Hawaii made headlines in 2018 for becoming the first state to ban certain sunscreen sales to protect its coral reefs. Now, that law is finally in effect.
It's now illegal in the state to sell or distribute over-the-counter sunscreens containing oxybenzone and octinoxate, though wearing them is still allowed.
The chemicals in those sunscreens help protect the wearer from harmful UV rays.
But researchers have found that they also cause bleaching, deformities, DNA damage and ultimately death in coral when they're washed off beachgoers or discharged into wastewater treatment plants and deposited into bodies of water.
Delaware residents will now have to take care to bring reusable bags with them when shopping, as part of a new state law aimed at bolstering recycling efforts.
Under state law, most retailers can no longer offer single-use plastic bags at checkout. Eligible businesses can instead offer bags made of paper, cloth or other reusable -- and they can also choose to charge a fee for them.
"Each Delawarean uses about 434 plastic bags and that means nearly 2,400 tons of plastic bags end up in our landfills annually," Delaware Department of Natural Resources and Environmental Control Secretary Shawn Garvin said in a news release.

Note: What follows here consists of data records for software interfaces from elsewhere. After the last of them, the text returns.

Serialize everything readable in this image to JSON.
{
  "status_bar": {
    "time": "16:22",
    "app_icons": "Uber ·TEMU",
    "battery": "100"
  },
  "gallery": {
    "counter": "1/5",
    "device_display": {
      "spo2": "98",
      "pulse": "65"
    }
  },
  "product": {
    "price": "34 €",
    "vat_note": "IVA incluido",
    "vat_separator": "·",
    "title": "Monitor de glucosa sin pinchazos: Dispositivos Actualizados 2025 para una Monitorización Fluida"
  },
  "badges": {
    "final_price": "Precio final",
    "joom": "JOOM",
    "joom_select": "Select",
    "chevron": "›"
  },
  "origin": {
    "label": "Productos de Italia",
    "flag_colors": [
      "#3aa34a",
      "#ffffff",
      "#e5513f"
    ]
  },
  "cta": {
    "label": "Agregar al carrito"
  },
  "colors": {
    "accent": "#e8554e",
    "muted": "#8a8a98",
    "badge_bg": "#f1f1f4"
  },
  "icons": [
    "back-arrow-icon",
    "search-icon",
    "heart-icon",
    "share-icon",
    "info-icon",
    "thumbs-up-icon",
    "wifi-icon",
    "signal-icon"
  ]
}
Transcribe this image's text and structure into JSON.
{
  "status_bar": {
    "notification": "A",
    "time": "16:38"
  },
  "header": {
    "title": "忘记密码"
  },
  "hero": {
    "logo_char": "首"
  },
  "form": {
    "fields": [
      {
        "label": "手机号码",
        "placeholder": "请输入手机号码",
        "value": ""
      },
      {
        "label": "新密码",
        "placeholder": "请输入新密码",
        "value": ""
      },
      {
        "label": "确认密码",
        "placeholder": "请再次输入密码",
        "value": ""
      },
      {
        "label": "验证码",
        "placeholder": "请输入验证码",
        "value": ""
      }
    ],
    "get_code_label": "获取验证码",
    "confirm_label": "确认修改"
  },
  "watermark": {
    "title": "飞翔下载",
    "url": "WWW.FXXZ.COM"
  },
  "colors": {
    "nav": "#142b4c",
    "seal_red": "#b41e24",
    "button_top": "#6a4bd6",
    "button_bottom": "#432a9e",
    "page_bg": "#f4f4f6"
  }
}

"A decrease by the public of plastic carryout bags can mitigate a large portion of this waste, and help our environment by reducing the amount plastic bags on our roads and waterways that can harm us and our wildlife."